Will protests against corporations become illegal?
Twenty Tasmanian campaigners speaking out against Gunns Ltd, the Tasmanian woodchip company, are being sued for almost $6.4 million. They are accused of conspiracy and interference with trade and business.
The 216-page writ was filed in the Victorian Supreme Court on 14th January and targets outspoken environmentalists including Peg Putt, Alec Marr, Geoff Law and Bob Brown. EMA Legal will represent Gunns in their challenge to free speech on the environment.
Tying up their key critics in court for a year or two could be all Gunns want. It could give them the needed breathing space to go on with plans unchallenged. Litigation is extremely expensive, but it is also tax deductible – Gunns posted a $107 million profit last year. They may not expect to win the case, but it’s a taxpayer subsidised way of stymieing their critics.
The Federal election gave this company the political environment it needed to expand its plans. It is intending to build a huge pulpmill in Tasmania (see article “Gunns pulpmill fast-tracked“) and could also be moving into Victoria’s forests. Might they want a clear path to continue their clearfelling and woodchipping plans without public criticism?
Well, we don’t want them in Victoria, and we will continue to say so. We will work to keep Gunns out of East Gippsland’s forests, even if twenty lawyers a-leaping turn up on our doorstep.
It seems that such operators care little for public opinion. Having scraped bare and burnt much of Tasmania’s forested landscape, they now claim that a group of people pointing to their atrocities could do more damage to their image than their own deeds – out there for all to see.
Detailed scrutiny of the company’s activities will be bad for its public image even if it wins the litigation.
Recently, the two British campaigners who were sued by McDonalds had a win. The epic “McLibel” case began when McDonalds sued a couple of low income campaigners for defamation of the company. Not only did it lose McDonalds a lot of public goodwill and sales over the two years the case was in court, but in February the European Court of Human Rights found that the two defendants did not get a fair trial and ordered compensation of $58,000 from the British Government. The decision may force a review of British laws on legal aid funding, libel and free speech.
Many US states have made laws punishing companies which used the courts in this way as they realise that not all litigation was about a legitimate grievance.

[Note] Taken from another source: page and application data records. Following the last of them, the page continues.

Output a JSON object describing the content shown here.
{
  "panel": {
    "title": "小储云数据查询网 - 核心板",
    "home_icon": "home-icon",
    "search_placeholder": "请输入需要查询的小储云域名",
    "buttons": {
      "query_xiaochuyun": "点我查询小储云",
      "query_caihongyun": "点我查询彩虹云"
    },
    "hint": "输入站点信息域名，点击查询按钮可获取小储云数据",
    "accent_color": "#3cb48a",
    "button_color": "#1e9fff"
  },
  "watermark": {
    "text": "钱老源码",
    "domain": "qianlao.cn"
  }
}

Gunns’ front man, John Gay, may not want advice from greenies, but here it is anyway; if he’s trying to convince the world what a caring sensitive company he runs, bludgeoning citizens with a giant lawsuit isn’t the way to do it.